Although the findings of the current study are informative, there were some study limitations. Specimens analyzed by cytology were collected only in women undergoing hysterectomy for routine histopathologic evaluation. This resulted in a study consisting of a very high-risk population, of which over half the patients were found to have endometrial cancer. Thus, the results obtained from this study (especially PPVs and NPVs for cytology) do not necessarily reflect what would be found in a lower-risk population that might be the target for endometrial cancer screening. Further studies will be required to determine the PPVs and NPVs of Tao brush cytology in a lower-risk screening population. Although this study does not represent a screening population, there were benefits for collecting specimens using this methodology. All specimens had a histopathologic diagnosis on the same day the cytology specimens were collected and optimal gold standard comparison (complete surgical pathology evaluation of the hysterectomy specimen). In addition, by collecting specimens from high-risk patients, we were able to determine the ability of endometrial cytology to detect rarer nonendometrioid cancers. Eighteen patients in the current study had a diagnosis of nonendometrioid cancers, including serous adenocarcinoma, mixed endometrioid and serous cancer, mixed serous and clear cell cancer, clear cell carcinoma, carcinosarcoma, and leiomyosarcoma. We found that 16 of these 18 specimens were interpreted as positive by endometrial cytology, whereas the remaining 2 patients were diagnosed as atypical. The ability to accurately flag all these specimens as abnormal is important, because nonendometrioid cancers have a higher propensity for early metastasis and demonstrate aggressive clinical behavior.21
Another limitation to the current study is that the Tao brush cytology specimens were obtained after hysterectomy rather than before hysterectomy. It is possible that the endometrial sampling obtained from a hysterectomy specimen has advantages over what might be obtained in the physician's office. Additional prospective studies that assess the sensitivity and specificity of the Tao brush on samples obtained in the office setting are needed to better understand the role of endometrial cytology in routine clinical practice.
In conclusion, the results of the current study indicate that endometrial cytology is potentially a sensitive method for detecting cancer if positive and atypical cytology diagnoses are used as indicators for potential triage to more specific methods of diagnosis. The potential for using this method as a screening test appears promising, given the reported ease of sampling and minimal discomfort to the patient. Further studies are needed to determine whether endometrial cytology alone, or cytology in conjunction with other testing modalities, can be used as a screening test for the detection of endometrial carcinoma.

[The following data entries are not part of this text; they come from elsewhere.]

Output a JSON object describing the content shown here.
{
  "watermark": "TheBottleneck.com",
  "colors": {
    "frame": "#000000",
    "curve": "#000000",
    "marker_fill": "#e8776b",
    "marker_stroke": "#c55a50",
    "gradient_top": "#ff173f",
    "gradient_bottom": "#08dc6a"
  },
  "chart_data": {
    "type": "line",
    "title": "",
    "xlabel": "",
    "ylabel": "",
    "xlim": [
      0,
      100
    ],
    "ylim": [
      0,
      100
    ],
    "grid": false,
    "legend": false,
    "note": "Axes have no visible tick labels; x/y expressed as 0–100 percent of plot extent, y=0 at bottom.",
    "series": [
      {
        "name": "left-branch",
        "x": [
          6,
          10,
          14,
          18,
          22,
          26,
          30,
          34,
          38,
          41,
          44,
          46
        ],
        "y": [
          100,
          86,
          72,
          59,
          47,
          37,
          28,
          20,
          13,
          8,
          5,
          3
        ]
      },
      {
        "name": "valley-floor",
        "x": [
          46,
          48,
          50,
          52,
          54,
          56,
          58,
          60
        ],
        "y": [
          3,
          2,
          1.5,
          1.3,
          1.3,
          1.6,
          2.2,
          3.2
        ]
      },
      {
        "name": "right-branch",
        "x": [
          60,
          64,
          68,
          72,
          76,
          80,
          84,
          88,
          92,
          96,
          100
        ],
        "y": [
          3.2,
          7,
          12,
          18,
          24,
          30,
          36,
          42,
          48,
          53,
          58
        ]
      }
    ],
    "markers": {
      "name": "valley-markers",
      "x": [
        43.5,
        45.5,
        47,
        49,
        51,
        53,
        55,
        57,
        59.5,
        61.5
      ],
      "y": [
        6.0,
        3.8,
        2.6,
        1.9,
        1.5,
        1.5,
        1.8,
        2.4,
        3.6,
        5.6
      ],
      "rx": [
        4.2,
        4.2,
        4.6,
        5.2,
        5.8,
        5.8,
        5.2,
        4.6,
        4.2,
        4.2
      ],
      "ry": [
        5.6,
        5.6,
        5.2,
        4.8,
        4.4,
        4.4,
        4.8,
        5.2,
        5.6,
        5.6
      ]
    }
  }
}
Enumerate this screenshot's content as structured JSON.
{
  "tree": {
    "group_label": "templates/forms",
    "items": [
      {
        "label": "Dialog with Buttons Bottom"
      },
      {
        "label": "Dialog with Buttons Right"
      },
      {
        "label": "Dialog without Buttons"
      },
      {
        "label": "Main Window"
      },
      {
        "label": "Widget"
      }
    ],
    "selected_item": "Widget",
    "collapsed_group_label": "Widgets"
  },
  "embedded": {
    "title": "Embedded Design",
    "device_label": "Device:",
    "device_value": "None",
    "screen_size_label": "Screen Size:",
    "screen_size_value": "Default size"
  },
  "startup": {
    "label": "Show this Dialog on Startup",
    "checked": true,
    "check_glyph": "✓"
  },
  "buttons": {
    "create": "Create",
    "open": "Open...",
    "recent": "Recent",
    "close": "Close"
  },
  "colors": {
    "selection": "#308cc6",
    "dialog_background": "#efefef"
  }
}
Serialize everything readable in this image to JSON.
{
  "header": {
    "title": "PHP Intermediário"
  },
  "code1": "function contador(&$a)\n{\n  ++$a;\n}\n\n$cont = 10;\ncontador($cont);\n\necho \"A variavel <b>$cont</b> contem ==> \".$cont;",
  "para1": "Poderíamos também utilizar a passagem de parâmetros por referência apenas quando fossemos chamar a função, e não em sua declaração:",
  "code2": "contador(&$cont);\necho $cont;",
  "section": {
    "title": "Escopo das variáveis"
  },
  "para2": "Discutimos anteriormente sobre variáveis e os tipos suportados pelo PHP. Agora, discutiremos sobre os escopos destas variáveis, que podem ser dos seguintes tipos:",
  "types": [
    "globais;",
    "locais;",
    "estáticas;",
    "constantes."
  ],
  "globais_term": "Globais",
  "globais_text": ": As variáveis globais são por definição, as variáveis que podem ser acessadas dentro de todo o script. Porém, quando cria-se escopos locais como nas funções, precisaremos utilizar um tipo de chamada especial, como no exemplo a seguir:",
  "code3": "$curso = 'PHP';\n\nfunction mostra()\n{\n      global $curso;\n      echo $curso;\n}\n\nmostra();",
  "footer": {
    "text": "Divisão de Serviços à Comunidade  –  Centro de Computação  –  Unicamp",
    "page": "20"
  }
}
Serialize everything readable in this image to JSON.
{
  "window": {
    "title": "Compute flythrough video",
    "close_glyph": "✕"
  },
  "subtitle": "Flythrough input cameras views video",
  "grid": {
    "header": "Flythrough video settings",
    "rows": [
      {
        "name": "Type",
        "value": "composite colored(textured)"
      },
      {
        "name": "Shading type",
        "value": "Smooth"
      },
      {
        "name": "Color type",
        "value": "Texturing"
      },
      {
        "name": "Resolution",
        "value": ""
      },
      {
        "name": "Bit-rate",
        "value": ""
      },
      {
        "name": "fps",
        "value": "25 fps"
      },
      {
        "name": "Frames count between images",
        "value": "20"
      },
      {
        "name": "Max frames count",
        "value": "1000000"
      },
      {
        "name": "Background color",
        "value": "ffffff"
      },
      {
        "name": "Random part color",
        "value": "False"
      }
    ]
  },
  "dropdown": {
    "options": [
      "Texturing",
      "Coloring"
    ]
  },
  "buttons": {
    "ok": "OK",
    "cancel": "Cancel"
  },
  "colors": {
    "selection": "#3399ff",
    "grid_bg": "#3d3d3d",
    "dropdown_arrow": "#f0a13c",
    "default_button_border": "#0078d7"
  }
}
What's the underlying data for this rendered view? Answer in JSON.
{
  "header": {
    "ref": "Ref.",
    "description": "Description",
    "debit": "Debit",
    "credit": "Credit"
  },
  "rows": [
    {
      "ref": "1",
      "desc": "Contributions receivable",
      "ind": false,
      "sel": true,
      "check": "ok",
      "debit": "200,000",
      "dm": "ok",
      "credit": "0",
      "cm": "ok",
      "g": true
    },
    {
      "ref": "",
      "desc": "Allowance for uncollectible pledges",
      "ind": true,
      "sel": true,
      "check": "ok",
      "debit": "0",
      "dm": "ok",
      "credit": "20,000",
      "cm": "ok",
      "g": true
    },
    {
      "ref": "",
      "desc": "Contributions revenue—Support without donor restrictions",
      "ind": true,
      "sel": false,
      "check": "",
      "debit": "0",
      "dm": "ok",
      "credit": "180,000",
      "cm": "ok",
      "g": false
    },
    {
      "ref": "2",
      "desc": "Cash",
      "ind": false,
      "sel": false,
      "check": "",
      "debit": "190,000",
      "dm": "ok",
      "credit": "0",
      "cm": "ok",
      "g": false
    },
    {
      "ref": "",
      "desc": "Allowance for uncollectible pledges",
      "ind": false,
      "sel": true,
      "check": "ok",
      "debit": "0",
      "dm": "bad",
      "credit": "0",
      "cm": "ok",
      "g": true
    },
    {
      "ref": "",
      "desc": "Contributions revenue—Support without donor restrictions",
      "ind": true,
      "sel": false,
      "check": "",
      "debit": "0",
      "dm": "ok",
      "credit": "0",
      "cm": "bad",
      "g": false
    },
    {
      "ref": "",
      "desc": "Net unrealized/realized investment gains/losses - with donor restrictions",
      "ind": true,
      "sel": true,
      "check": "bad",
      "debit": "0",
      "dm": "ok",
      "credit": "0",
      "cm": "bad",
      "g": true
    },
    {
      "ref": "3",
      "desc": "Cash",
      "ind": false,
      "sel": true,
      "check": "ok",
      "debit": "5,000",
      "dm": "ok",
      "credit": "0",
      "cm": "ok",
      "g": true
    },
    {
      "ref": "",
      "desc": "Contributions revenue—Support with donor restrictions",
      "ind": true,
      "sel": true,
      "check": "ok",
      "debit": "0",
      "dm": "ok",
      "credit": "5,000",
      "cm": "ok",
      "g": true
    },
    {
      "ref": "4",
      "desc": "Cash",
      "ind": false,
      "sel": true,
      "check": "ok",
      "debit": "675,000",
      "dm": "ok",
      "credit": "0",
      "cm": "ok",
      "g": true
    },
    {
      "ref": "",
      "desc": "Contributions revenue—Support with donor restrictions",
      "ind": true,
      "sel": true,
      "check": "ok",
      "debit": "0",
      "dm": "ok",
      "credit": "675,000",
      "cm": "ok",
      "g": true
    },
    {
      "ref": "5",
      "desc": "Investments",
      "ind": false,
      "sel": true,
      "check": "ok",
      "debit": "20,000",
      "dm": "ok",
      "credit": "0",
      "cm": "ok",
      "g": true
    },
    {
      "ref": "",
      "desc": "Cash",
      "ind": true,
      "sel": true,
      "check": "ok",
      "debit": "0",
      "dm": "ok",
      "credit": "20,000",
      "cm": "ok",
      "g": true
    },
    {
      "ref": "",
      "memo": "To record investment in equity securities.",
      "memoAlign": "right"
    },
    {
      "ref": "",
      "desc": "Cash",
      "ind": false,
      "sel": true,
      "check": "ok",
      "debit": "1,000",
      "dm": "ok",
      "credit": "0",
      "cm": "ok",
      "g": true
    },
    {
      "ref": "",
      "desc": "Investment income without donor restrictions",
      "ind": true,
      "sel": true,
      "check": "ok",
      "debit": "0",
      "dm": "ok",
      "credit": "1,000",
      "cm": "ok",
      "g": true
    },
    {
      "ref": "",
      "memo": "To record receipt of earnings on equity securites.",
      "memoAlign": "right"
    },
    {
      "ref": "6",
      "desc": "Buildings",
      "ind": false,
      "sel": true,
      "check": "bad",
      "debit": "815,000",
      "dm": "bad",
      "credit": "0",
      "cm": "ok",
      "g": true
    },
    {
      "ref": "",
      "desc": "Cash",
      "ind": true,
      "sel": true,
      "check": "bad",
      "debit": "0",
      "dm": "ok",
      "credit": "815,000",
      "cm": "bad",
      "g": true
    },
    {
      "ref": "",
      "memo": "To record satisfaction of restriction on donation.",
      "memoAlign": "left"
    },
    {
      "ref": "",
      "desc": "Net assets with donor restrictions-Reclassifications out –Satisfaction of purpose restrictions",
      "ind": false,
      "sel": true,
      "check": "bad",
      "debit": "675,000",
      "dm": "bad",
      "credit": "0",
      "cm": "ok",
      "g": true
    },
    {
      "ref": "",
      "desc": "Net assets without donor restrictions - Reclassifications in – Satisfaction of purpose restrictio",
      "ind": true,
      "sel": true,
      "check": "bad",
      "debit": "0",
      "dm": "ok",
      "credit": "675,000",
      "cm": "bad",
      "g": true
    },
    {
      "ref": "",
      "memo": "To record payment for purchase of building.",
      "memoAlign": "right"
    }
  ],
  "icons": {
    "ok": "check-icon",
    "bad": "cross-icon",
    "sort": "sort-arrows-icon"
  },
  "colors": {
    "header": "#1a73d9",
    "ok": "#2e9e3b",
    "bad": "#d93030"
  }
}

- 3Evaluation of abnormal uterine bleeding: comparison of three outpatient procedures within cohorts defined by age and menopausal status. Health Technol Assess. 2004; 8:iii-iv, 1–139., , , , , .
- 7Performance characteristics of the Indiana University Medical Center endometrial sampler (Tao Brush) in an outpatient office setting, first year's outcomes: recognizing histological patterns in cytology preparations of endometrial brushings. Diagn Cytopathol. 2000; 22: 186–195..
- 12Cytopathology of the endometrium. Chicago, IL: American Society of Clinical Pathologists; 1993..